• [WHAT THE EXERCISE ASKS]: Exactly as written, output each record given below.

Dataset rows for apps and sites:
● ● ● ● ●

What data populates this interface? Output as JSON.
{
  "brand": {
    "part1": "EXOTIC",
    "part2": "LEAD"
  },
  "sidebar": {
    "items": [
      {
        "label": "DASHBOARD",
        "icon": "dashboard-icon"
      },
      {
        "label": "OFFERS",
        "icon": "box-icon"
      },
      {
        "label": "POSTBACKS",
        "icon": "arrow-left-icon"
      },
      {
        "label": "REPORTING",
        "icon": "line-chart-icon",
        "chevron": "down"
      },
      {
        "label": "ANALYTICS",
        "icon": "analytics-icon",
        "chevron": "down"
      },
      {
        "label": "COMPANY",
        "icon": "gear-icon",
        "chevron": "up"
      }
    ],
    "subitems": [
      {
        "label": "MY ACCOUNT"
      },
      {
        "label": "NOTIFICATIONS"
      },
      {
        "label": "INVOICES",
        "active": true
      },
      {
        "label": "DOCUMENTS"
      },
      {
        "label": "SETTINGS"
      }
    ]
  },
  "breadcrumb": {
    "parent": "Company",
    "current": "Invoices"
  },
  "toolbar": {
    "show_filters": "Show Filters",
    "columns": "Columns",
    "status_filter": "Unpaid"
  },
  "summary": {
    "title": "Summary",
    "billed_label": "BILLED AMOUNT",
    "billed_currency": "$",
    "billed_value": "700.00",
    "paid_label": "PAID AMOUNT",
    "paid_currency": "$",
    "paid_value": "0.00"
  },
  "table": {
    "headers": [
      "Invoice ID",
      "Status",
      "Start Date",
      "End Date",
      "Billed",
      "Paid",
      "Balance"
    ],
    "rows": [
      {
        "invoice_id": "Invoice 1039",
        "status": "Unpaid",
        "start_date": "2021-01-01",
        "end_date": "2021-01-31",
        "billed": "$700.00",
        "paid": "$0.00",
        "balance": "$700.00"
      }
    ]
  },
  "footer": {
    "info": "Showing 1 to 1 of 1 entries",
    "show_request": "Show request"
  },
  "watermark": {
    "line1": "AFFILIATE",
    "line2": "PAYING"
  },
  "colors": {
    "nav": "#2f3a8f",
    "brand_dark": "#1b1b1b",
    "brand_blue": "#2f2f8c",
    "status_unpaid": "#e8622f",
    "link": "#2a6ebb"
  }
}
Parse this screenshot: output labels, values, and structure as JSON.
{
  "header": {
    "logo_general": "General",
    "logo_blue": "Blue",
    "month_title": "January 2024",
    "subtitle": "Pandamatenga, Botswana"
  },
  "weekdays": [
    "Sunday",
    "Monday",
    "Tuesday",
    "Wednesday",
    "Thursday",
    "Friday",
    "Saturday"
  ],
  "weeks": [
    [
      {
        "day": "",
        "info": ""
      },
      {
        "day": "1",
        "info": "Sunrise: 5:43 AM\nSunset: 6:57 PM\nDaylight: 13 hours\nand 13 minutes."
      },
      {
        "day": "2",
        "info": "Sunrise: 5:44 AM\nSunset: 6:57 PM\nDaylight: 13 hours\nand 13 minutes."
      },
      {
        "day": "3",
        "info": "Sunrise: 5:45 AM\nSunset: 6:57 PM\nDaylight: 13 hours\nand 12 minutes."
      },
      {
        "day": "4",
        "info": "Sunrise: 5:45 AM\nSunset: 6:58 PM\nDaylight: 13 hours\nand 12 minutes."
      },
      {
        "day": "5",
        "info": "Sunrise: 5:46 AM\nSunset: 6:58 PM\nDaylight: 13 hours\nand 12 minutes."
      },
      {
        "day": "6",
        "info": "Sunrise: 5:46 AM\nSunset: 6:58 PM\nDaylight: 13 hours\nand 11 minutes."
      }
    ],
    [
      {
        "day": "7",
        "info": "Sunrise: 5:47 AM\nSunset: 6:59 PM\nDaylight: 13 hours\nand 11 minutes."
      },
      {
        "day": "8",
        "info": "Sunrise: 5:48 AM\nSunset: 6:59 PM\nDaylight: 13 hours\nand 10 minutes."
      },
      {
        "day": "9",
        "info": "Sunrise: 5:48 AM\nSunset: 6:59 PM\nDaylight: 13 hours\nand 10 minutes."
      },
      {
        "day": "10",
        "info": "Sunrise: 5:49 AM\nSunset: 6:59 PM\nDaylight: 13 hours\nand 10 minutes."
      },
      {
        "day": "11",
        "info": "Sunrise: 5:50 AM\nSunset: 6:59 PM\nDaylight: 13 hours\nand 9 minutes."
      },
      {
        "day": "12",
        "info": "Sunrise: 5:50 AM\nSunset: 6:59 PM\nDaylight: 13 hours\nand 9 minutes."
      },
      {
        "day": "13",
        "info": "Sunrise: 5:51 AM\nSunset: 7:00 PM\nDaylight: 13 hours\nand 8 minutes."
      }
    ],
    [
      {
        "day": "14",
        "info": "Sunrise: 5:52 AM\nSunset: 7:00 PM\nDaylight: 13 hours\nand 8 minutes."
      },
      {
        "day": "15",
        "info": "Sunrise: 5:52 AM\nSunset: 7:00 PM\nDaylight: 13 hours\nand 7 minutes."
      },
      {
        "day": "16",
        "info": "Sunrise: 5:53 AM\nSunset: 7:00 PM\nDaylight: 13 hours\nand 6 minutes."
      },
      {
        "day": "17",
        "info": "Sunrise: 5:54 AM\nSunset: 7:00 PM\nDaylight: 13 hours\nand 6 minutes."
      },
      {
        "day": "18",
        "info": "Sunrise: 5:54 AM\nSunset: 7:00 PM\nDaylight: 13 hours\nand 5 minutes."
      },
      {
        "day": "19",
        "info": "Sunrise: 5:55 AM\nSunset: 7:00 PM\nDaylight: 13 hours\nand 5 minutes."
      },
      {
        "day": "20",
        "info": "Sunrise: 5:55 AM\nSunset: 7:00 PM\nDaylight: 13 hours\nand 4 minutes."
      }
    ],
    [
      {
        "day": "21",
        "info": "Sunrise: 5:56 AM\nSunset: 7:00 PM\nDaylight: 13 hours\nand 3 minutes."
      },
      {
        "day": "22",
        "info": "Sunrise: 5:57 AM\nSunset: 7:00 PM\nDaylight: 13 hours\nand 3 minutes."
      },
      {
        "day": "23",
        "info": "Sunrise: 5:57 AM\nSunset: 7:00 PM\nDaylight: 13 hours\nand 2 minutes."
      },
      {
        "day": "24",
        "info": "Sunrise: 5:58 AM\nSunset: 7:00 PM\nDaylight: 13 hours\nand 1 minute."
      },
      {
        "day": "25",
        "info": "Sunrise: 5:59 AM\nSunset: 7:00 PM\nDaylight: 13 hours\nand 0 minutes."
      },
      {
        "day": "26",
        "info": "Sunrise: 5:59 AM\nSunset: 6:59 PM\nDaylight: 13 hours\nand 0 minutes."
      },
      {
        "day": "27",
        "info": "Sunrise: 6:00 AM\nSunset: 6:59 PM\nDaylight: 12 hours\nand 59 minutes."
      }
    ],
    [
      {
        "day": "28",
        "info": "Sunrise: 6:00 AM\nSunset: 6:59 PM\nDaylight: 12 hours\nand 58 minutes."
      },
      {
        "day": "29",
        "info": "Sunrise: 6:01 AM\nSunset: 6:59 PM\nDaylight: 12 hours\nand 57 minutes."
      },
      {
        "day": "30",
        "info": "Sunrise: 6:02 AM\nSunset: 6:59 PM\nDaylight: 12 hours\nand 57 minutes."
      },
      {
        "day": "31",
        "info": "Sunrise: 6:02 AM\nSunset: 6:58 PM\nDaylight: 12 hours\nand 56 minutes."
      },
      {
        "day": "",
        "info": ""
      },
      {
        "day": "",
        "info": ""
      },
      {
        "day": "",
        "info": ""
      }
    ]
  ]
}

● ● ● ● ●

• [SOLUTION TO THIS TASK]:
What data populates this interface? Output as JSON.
{
  "brand": {
    "part1": "EXOTIC",
    "part2": "LEAD"
  },
  "sidebar": {
    "items": [
      {
        "label": "DASHBOARD",
        "icon": "dashboard-icon"
      },
      {
        "label": "OFFERS",
        "icon": "box-icon"
      },
      {
        "label": "POSTBACKS",
        "icon": "arrow-left-icon"
      },
      {
        "label": "REPORTING",
        "icon": "line-chart-icon",
        "chevron": "down"
      },
      {
        "label": "ANALYTICS",
        "icon": "analytics-icon",
        "chevron": "down"
      },
      {
        "label": "COMPANY",
        "icon": "gear-icon",
        "chevron": "up"
      }
    ],
    "subitems": [
      {
        "label": "MY ACCOUNT"
      },
      {
        "label": "NOTIFICATIONS"
      },
      {
        "label": "INVOICES",
        "active": true
      },
      {
        "label": "DOCUMENTS"
      },
      {
        "label": "SETTINGS"
      }
    ]
  },
  "breadcrumb": {
    "parent": "Company",
    "current": "Invoices"
  },
  "toolbar": {
    "show_filters": "Show Filters",
    "columns": "Columns",
    "status_filter": "Unpaid"
  },
  "summary": {
    "title": "Summary",
    "billed_label": "BILLED AMOUNT",
    "billed_currency": "$",
    "billed_value": "700.00",
    "paid_label": "PAID AMOUNT",
    "paid_currency": "$",
    "paid_value": "0.00"
  },
  "table": {
    "headers": [
      "Invoice ID",
      "Status",
      "Start Date",
      "End Date",
      "Billed",
      "Paid",
      "Balance"
    ],
    "rows": [
      {
        "invoice_id": "Invoice 1039",
        "status": "Unpaid",
        "start_date": "2021-01-01",
        "end_date": "2021-01-31",
        "billed": "$700.00",
        "paid": "$0.00",
        "balance": "$700.00"
      }
    ]
  },
  "footer": {
    "info": "Showing 1 to 1 of 1 entries",
    "show_request": "Show request"
  },
  "watermark": {
    "line1": "AFFILIATE",
    "line2": "PAYING"
  },
  "colors": {
    "nav": "#2f3a8f",
    "brand_dark": "#1b1b1b",
    "brand_blue": "#2f2f8c",
    "status_unpaid": "#e8622f",
    "link": "#2a6ebb"
  }
}
Parse this screenshot: output labels, values, and structure as JSON.
{
  "header": {
    "logo_general": "General",
    "logo_blue": "Blue",
    "month_title": "January 2024",
    "subtitle": "Pandamatenga, Botswana"
  },
  "weekdays": [
    "Sunday",
    "Monday",
    "Tuesday",
    "Wednesday",
    "Thursday",
    "Friday",
    "Saturday"
  ],
  "weeks": [
    [
      {
        "day": "",
        "info": ""
      },
      {
        "day": "1",
        "info": "Sunrise: 5:43 AM\nSunset: 6:57 PM\nDaylight: 13 hours\nand 13 minutes."
      },
      {
        "day": "2",
        "info": "Sunrise: 5:44 AM\nSunset: 6:57 PM\nDaylight: 13 hours\nand 13 minutes."
      },
      {
        "day": "3",
        "info": "Sunrise: 5:45 AM\nSunset: 6:57 PM\nDaylight: 13 hours\nand 12 minutes."
      },
      {
        "day": "4",
        "info": "Sunrise: 5:45 AM\nSunset: 6:58 PM\nDaylight: 13 hours\nand 12 minutes."
      },
      {
        "day": "5",
        "info": "Sunrise: 5:46 AM\nSunset: 6:58 PM\nDaylight: 13 hours\nand 12 minutes."
      },
      {
        "day": "6",
        "info": "Sunrise: 5:46 AM\nSunset: 6:58 PM\nDaylight: 13 hours\nand 11 minutes."
      }
    ],
    [
      {
        "day": "7",
        "info": "Sunrise: 5:47 AM\nSunset: 6:59 PM\nDaylight: 13 hours\nand 11 minutes."
      },
      {
        "day": "8",
        "info": "Sunrise: 5:48 AM\nSunset: 6:59 PM\nDaylight: 13 hours\nand 10 minutes."
      },
      {
        "day": "9",
        "info": "Sunrise: 5:48 AM\nSunset: 6:59 PM\nDaylight: 13 hours\nand 10 minutes."
      },
      {
        "day": "10",
        "info": "Sunrise: 5:49 AM\nSunset: 6:59 PM\nDaylight: 13 hours\nand 10 minutes."
      },
      {
        "day": "11",
        "info": "Sunrise: 5:50 AM\nSunset: 6:59 PM\nDaylight: 13 hours\nand 9 minutes."
      },
      {
        "day": "12",
        "info": "Sunrise: 5:50 AM\nSunset: 6:59 PM\nDaylight: 13 hours\nand 9 minutes."
      },
      {
        "day": "13",
        "info": "Sunrise: 5:51 AM\nSunset: 7:00 PM\nDaylight: 13 hours\nand 8 minutes."
      }
    ],
    [
      {
        "day": "14",
        "info": "Sunrise: 5:52 AM\nSunset: 7:00 PM\nDaylight: 13 hours\nand 8 minutes."
      },
      {
        "day": "15",
        "info": "Sunrise: 5:52 AM\nSunset: 7:00 PM\nDaylight: 13 hours\nand 7 minutes."
      },
      {
        "day": "16",
        "info": "Sunrise: 5:53 AM\nSunset: 7:00 PM\nDaylight: 13 hours\nand 6 minutes."
      },
      {
        "day": "17",
        "info": "Sunrise: 5:54 AM\nSunset: 7:00 PM\nDaylight: 13 hours\nand 6 minutes."
      },
      {
        "day": "18",
        "info": "Sunrise: 5:54 AM\nSunset: 7:00 PM\nDaylight: 13 hours\nand 5 minutes."
      },
      {
        "day": "19",
        "info": "Sunrise: 5:55 AM\nSunset: 7:00 PM\nDaylight: 13 hours\nand 5 minutes."
      },
      {
        "day": "20",
        "info": "Sunrise: 5:55 AM\nSunset: 7:00 PM\nDaylight: 13 hours\nand 4 minutes."
      }
    ],
    [
      {
        "day": "21",
        "info": "Sunrise: 5:56 AM\nSunset: 7:00 PM\nDaylight: 13 hours\nand 3 minutes."
      },
      {
        "day": "22",
        "info": "Sunrise: 5:57 AM\nSunset: 7:00 PM\nDaylight: 13 hours\nand 3 minutes."
      },
      {
        "day": "23",
        "info": "Sunrise: 5:57 AM\nSunset: 7:00 PM\nDaylight: 13 hours\nand 2 minutes."
      },
      {
        "day": "24",
        "info": "Sunrise: 5:58 AM\nSunset: 7:00 PM\nDaylight: 13 hours\nand 1 minute."
      },
      {
        "day": "25",
        "info": "Sunrise: 5:59 AM\nSunset: 7:00 PM\nDaylight: 13 hours\nand 0 minutes."
      },
      {
        "day": "26",
        "info": "Sunrise: 5:59 AM\nSunset: 6:59 PM\nDaylight: 13 hours\nand 0 minutes."
      },
      {
        "day": "27",
        "info": "Sunrise: 6:00 AM\nSunset: 6:59 PM\nDaylight: 12 hours\nand 59 minutes."
      }
    ],
    [
      {
        "day": "28",
        "info": "Sunrise: 6:00 AM\nSunset: 6:59 PM\nDaylight: 12 hours\nand 58 minutes."
      },
      {
        "day": "29",
        "info": "Sunrise: 6:01 AM\nSunset: 6:59 PM\nDaylight: 12 hours\nand 57 minutes."
      },
      {
        "day": "30",
        "info": "Sunrise: 6:02 AM\nSunset: 6:59 PM\nDaylight: 12 hours\nand 57 minutes."
      },
      {
        "day": "31",
        "info": "Sunrise: 6:02 AM\nSunset: 6:58 PM\nDaylight: 12 hours\nand 56 minutes."
      },
      {
        "day": "",
        "info": ""
      },
      {
        "day": "",
        "info": ""
      },
      {
        "day": "",
        "info": ""
      }
    ]
  ]
}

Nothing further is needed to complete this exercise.